From Empire Defence To Imperial Retreat: Britain's Postwar China Policy And The Decolonization Of Hong Kong, James T. H. Tang May 1994

From Empire Defence To Imperial Retreat: Britain's Postwar China Policy And The Decolonization Of Hong Kong, James T. H. Tang

Research Collection School of Social Sciences

Attempts to examine Hong Kong as an issue in British postwar colonialpolicy often emphasize the unique nature of the colony, andtherefore a special case in British decolonization. Hong Kong hasbeen regarded as an unconventional colonial entity, an anachronismin the modern world. But others argue that the word colony is not anappropriate term to describe it, except in the most severely technicallegal sense, because of its spectacular industrial and economicdevelopment since the end of the Second World War.' Nonetheless,Hong Kong has existed as a British crown colony since I842, and itscolonial political structures have remained more or less the same ...


Come Spy The Friendly Skies, Ann Florini Mar 1990

Come Spy The Friendly Skies, Ann Florini

Research Collection School of Social Sciences

Discusses support for Open Skies, a 1955 proposal made by President Dwight Eisenhower and recently resuscitated by President George Bush. The proposal would allow the super powers to make unrestricted flights over each other's territory on short notice


Remote Sensing And Diplomacy, Ann Florini Apr 1989

Remote Sensing And Diplomacy, Ann Florini

Research Collection School of Social Sciences

The advent of a variety of commercial and national remote-sensing satellites has eliminated a long-standing superpower monopoly on a key source of information about global events. As these systems proliferate, it will become increasingly difficult to maintain secrecy about certain sensitive activities. Nations other than the superpowers will be able independently to verify compliance with arms control accords, and to monitor global “hot spots.” These new capabilities both reflect and contribute to an inevitable diffusion of power among nations. Although there will be adjustment costs, particularly for the superpowers, the enhanced global transparency is likely to promote global stability and ...


The Opening Skies: Third-Party Imaging Satellites And U.S. Security, Ann Florini Sep 1988

The Opening Skies: Third-Party Imaging Satellites And U.S. Security, Ann Florini

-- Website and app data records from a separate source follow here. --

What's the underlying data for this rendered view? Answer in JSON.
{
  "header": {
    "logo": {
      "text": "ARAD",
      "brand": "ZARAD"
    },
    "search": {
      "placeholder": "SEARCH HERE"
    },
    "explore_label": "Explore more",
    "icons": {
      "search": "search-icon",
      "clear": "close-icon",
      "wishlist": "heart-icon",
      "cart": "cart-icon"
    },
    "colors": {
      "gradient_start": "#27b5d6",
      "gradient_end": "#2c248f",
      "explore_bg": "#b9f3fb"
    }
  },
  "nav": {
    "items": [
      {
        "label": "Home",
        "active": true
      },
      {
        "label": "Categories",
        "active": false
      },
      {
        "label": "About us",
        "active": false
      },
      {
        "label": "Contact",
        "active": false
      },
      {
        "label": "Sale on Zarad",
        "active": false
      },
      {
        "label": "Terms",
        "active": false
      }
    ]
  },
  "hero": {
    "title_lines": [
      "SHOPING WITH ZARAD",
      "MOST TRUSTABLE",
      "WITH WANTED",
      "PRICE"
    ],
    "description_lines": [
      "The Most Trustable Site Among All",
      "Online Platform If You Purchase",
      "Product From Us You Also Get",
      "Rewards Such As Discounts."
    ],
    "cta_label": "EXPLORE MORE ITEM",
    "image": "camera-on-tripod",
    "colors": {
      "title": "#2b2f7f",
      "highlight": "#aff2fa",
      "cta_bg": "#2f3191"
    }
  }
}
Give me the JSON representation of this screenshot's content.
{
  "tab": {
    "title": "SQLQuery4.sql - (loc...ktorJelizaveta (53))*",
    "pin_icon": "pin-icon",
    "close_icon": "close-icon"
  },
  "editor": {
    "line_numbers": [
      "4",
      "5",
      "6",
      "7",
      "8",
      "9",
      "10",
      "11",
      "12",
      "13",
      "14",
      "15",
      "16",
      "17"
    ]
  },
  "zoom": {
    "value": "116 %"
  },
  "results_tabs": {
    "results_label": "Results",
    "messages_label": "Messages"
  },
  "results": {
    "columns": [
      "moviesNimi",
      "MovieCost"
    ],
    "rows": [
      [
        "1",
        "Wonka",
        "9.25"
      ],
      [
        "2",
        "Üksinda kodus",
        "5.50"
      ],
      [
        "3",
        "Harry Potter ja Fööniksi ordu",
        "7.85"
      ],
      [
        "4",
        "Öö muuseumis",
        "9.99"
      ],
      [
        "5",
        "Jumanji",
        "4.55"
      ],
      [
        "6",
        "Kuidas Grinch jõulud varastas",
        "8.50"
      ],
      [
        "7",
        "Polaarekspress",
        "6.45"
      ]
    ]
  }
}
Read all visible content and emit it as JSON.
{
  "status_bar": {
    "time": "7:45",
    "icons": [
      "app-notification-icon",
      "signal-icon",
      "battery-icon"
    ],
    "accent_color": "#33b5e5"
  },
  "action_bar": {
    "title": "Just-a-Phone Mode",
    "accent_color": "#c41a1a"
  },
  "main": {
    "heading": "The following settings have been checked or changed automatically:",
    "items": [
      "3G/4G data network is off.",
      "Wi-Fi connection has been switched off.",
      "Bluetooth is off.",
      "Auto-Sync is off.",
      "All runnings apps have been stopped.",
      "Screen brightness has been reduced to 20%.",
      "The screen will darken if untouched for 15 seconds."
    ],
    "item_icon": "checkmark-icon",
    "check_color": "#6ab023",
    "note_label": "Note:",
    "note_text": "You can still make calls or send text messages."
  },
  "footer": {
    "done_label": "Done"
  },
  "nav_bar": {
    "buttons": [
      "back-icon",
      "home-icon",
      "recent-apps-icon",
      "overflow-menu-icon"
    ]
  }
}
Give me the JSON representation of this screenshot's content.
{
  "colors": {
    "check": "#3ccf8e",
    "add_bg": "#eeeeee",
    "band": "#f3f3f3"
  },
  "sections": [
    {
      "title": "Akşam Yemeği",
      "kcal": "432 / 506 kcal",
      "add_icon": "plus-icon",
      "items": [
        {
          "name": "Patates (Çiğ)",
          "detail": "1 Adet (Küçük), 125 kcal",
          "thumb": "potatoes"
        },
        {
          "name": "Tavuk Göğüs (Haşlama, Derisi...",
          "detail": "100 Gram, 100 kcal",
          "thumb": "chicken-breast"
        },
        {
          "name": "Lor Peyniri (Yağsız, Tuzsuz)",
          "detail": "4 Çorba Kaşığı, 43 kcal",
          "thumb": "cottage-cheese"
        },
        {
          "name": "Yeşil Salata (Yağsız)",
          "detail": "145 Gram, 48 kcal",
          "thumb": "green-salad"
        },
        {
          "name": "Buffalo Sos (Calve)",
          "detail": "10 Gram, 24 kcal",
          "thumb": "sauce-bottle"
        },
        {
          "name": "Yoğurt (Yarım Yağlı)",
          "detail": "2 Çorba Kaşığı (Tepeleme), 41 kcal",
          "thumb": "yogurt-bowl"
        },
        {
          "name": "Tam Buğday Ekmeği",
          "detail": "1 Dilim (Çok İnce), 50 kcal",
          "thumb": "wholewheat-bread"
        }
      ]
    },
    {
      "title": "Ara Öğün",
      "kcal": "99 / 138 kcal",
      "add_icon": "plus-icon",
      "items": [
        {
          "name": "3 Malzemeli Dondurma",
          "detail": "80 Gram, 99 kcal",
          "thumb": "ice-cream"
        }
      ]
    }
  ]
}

Research Collection School of Social Sciences

Earth observation satellites, long a mainstay of U.S. intelligence-gathering, are now presenting new challenges for U.S. national security. The United States and the Soviet Union have long since reconciled themselves to being spied on by each other from space. Now, however, the advent of imaging satellite systems owned and operated by a variety of third parties, including governments other than the superpowers (France, Canada, the European Space Agency, India, and China) and private companies, is raising new concerns for U.S. peacetime foreign relations and military activities, and for crisis management and war- time operations. These new satellites ...